She seems to need us less and less as she asserts herself and learns how to do things for herself. But she still needs us. She’s afraid of the dark and she won’t let us leave her room so she can go to sleep. Lying in her bed, she wraps her arms around my head and says, “I want you stay too long! I really want you to stay too long!” I’d like to get to sleep and I don’t want to have a nighttime routine that never ends, and yet, I like that she’s holding onto me a little.
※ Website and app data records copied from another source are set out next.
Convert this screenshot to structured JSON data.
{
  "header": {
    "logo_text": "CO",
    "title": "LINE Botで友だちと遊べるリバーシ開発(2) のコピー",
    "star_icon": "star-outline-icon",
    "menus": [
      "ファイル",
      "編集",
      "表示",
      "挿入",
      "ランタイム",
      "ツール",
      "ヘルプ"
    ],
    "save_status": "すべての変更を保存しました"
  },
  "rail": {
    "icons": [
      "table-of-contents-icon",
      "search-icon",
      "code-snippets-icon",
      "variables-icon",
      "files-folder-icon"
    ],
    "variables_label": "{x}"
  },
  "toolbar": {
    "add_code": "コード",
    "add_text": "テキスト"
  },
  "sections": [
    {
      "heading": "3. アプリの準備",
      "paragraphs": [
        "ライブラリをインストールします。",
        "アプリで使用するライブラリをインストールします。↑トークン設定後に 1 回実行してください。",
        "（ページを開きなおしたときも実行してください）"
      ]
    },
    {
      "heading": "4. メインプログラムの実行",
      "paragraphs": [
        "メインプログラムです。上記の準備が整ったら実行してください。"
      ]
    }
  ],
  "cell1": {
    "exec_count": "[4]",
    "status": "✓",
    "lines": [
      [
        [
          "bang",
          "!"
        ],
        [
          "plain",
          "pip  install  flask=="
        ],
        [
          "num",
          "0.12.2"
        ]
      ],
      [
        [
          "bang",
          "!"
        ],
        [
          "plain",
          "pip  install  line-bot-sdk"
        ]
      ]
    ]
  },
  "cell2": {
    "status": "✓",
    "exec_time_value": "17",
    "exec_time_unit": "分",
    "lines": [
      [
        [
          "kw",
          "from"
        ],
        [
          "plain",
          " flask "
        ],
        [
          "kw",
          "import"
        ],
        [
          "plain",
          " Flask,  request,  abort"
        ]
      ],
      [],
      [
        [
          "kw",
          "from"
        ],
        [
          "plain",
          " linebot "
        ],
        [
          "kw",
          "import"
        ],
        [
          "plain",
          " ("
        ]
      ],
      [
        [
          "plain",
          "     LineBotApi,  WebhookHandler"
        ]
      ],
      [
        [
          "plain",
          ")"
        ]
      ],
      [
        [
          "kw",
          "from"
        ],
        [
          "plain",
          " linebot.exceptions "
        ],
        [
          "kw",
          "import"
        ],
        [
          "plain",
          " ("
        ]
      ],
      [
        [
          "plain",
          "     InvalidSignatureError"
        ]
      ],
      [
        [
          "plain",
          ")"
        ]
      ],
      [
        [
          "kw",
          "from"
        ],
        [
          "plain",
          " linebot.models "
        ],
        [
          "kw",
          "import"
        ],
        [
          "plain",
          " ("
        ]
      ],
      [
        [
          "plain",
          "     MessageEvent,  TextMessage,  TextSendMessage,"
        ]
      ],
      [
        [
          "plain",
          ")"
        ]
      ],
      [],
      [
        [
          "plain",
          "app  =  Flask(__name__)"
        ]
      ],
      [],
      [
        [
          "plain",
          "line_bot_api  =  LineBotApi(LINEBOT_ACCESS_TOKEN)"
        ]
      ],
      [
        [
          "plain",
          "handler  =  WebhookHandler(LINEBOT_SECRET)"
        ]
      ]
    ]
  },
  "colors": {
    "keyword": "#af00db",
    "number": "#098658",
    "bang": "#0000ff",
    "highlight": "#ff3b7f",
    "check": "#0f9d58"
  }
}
Rosie rolls over! For a while she could only do back to front and then started complaining because she couldn’t turn back over. She’s learning to turn the other way. She is a close talker. She likes to get right up there so our eyes become one eye and open her mouth and try to eat me. She likes to suck on her fingers, my fingers, anybody’s fingers. Maybe those teeth are coming in. She likes to reach out and grab my face and squeeze it in her little lobster claws. She is so chill and smiley all the time. She likes the Jumparoo. She likes to do a Tarzan yell. She says gggghhh and bwah and ahbah and she is working on being a ventriloquist talking with her mouth closed. She is so chubby! She grabs her hands and feet and looks at them with wonder. She gets startled a lot. She is taking big sister Nora’s rough hugs in stride. She laughs when you kiss her belly. She’s delicious.